that molecular weight is grams per mole. The mass in grams will
be known from the beginning of the experiment, when the solid sample was
massed. You can find the moles of the unknown substance by multiplying
the molarity of the titrant by the volume (in liters) of the titrant.
Divide grams by moles to get molecular weight.
If you are doing a titration of a strong base with a strong
acid, the equivalence point occurs at a pH of 7.00. The dilution
formula can be used to calculate the moles of acid, which will equal
the moles of base at the equivalence point:
M1V1 = M2V2
or moles of acid = moles of base. Don’t
try to use this formula if either the acid or base is weak!
|Volume of unknown acid sample:
|Initial volume of titrant (base):
|Final volume of titrant (base):
|Molarity of titrant (base) (must
Find the molarity of the unknown acid solution.
Don’t forget to change mL to L.
0.020 L (titrant)
1.0 mole/liter (titrant molarity)
= 0.020 mole of base titrant
At the equivalence point: moles acid = moles base = 0.020
mole of acid
Calorimetry is used to determine the amount of heat released
or absorbed during a chemical reaction. In the lab we can experiment
with finding the energy of a particular system by using a coffee-cup
calorimeter. The coffee-cup calorimeter (shown below) can
be used to determine the heat of a reaction at constant (atmospheric)
pressure or to calculate the specific heat of a metal. The coffee-cup
calorimeter is a double plastic foam cup with a lid; the lid has
a hole in it where the thermometer pokes through.
The data to be collected include the volumes of the solutions
to be mixed, the initial temperatures of each solution, and the
highest temperature obtained after mixing. Accurate results depend
on measuring precisely and starting with a dry calorimeter. The
total volume recorded must be changed into grams (use the density
and multiply density
volume = grams).
The change in temperature must be calculated by subtracting the

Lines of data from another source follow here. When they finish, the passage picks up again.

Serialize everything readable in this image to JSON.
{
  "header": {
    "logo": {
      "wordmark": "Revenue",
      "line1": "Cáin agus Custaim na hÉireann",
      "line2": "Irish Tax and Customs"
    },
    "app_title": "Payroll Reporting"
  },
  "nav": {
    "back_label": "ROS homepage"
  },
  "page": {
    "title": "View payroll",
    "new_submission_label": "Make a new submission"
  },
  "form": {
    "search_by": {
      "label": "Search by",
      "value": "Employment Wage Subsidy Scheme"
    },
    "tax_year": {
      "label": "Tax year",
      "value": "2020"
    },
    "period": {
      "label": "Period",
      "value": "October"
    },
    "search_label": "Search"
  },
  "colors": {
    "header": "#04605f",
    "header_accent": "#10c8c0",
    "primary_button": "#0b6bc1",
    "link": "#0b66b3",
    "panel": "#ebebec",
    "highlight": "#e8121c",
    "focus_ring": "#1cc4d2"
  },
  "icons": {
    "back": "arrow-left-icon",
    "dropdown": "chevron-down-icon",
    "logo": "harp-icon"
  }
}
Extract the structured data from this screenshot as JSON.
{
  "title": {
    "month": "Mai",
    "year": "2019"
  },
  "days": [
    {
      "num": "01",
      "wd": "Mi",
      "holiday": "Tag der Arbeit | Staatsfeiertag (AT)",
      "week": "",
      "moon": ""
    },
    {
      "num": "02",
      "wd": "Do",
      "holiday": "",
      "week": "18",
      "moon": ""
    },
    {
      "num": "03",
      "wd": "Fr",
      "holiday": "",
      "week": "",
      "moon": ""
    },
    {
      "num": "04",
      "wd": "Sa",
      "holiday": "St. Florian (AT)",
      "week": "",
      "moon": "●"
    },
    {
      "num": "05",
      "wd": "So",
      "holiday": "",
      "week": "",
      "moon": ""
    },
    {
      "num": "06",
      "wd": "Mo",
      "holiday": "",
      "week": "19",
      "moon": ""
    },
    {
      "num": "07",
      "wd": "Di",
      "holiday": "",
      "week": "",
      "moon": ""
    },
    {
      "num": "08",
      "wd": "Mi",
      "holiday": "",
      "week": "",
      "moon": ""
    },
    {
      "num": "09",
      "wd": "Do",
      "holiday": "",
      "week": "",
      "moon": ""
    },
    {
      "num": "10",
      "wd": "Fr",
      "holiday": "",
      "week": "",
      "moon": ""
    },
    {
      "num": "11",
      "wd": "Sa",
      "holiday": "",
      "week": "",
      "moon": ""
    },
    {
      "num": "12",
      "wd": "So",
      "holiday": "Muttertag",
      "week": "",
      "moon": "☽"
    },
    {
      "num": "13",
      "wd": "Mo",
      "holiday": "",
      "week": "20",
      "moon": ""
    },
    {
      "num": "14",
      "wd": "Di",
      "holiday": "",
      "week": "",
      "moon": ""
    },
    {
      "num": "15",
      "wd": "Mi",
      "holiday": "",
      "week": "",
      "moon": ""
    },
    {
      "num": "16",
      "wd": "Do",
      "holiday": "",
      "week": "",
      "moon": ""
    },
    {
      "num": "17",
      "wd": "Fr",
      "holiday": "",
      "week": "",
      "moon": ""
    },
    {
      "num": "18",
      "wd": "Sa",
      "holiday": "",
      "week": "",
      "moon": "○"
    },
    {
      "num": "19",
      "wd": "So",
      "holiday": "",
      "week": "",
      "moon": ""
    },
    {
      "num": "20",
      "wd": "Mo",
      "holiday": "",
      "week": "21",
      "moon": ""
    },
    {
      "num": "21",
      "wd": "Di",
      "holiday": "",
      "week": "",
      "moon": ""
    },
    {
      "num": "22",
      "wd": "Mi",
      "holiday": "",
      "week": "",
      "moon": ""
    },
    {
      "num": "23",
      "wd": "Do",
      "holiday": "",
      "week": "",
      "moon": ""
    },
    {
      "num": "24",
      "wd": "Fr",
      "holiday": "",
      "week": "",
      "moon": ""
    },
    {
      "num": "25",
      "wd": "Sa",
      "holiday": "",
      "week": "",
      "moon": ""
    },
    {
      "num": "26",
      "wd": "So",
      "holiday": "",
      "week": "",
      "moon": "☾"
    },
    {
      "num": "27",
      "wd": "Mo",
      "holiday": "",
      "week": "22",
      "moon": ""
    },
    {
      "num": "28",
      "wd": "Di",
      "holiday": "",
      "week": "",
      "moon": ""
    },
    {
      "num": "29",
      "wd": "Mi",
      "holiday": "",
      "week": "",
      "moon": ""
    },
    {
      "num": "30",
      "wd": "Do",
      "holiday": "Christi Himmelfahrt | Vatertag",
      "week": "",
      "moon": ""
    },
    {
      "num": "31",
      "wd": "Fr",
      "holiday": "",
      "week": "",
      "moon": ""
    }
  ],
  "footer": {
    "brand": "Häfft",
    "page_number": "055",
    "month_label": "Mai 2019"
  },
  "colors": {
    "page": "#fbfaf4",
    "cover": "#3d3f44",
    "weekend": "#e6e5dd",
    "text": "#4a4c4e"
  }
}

final and initial temperatures. To find the heat of reaction, multiply
the specific heat capacity, the mass, and the change in temperature: q
Data (for a specific heat of a
|Mass of the solid metal:
|Initial temperature of the metal:
|Mass of water in plastic foam
|Initial temperature of the water:
|Highest temperature of the water:
Find the specific heat of the metal.
q = mCpDT
(Cp = 4.18
Temperature change for the metal = 100.0 - 30.0 = 70.0ºC
Temperature change for the water = 30.0 - 25.0 = 5.0ºC
We can assume that the heat lost by the metal should equal
the heat gained by the water.
Calculate the heat gained by the water:
Heat gained by water = (sp. heat water)(mass
of water)(DT water)
= (4.18 J/g ºC)(100.0 g)(5.0ºC)
= 2090 joules gained
Then find the specific heat of metal:
(Small values for metals are very typical!)
Many experiments require the use of stoichiometry to
find an unknown. One typical experiment is the neutralization of
an acid with a base to produce a salt and water. If a known volume
and concentration of an acid and a base are reacted, the amount
of salt produced can be predicted. Typical data would require the
accurate recording of molarities and volumes of the acid and the
base. The mass of the reacting vessel must be recorded, and then the
two solutions are mixed. The mixed solution is then evaporated over
a low flame (to avoid spattering and loss of mass) to dryness. The
vessel is allowed to cool, and the final weight is then recorded.
The vessel should be heated to a constant mass in this type of experiment.
This requires heating, cooling, and weighing until two consecutive
measurements are within an acceptable range of each other. The mass
of the solid salt obtained is calculated by subtracting the mass
of the vessel from the total mass of the vessel with the salt. This
mass is known as the actual (or experimental) yield. To find the
theoretical yield (what should have been produced), a balanced chemical
equation must be written. The moles of each substance reacted must
be determined (multiply molarity by volume) and also the moles of
the limiting reagent (using coefficients). From the moles of limiting reagent,
multiply by the mole ratio and then convert to grams using the formula
weight of the salt from the periodic table. This gives the theoretical
yield of salt. It is typical to calculate the percent yield. The
closer to 100%, the better your results were!